At the Jefferies conference this week, China’s economic outlook was front of mind among fund managers canvassed by the Financial Times.
“We want to understand what it would take to convince one of the really big US funds — say something with a government component like a teachers’ fund or something like that — to think of China as investable again,” said one western hedge fund manager. “I have to say, after two days, I have not seen a signal like that.”
Several investment managers said that Chinese equities had already undergone a structural derating this year as global investors shrunk their long-term allocations to Chinese stocks.

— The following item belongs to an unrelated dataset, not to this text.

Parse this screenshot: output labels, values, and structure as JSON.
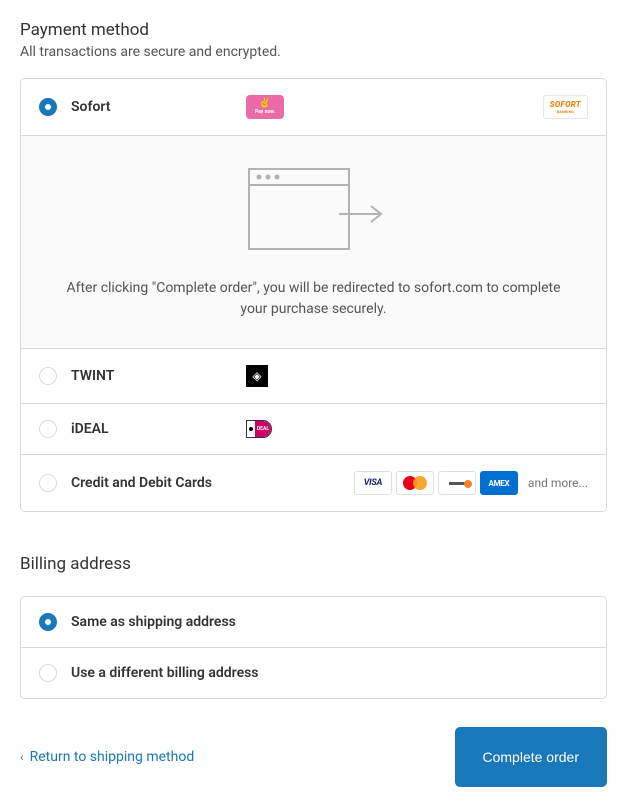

Some said it was not yet over.
“I’d have thought we’d be done derating after a few months but I was really surprised by the size of the cuts to exposure in August,” said a portfolio manager at one US investment group, who expressed doubts that China would hit its annual growth target of “about 5 per cent” this year.
“Previous administrations really tried to hit GDP targets,” the portfolio manager said, “but this one cares less.”
An equity portfolio manager at a sovereign wealth fund from elsewhere in the region said that “statistically speaking, when you look at share prices, we should be close to done derating, but there’s still a lot of room left to fall” if the property crisis worsened or growth weakened further.
“We’ve been getting very mixed messages on China,” he added, pointing to high-profile promises of greater policy support made by top leaders in late July, which resulted in a flurry of foreign buying. Those inflows subsequently reversed over signs of continued weakness in consumer spending and as hopes faded for a bailout of China’s struggling property sector, which typically accounts for about a quarter of economic activity.
Janus Henderson’s Kerley said it was premature to label China’s stock market “uninvestable” when it was still in the middle of a necessary economic transition away from overreliance on the property sector.
But other investors said the conference had offered little to change attitudes to China back at headquarters.
“I have learned quite a lot but I think that when I write all this up and talk to my colleagues back home they are going to stay [out of Chinese equities],” said one hedge fund manager from the US. “They don’t feel any FOMO [fear of missing out] not being invested there right now.”
Credit: Source link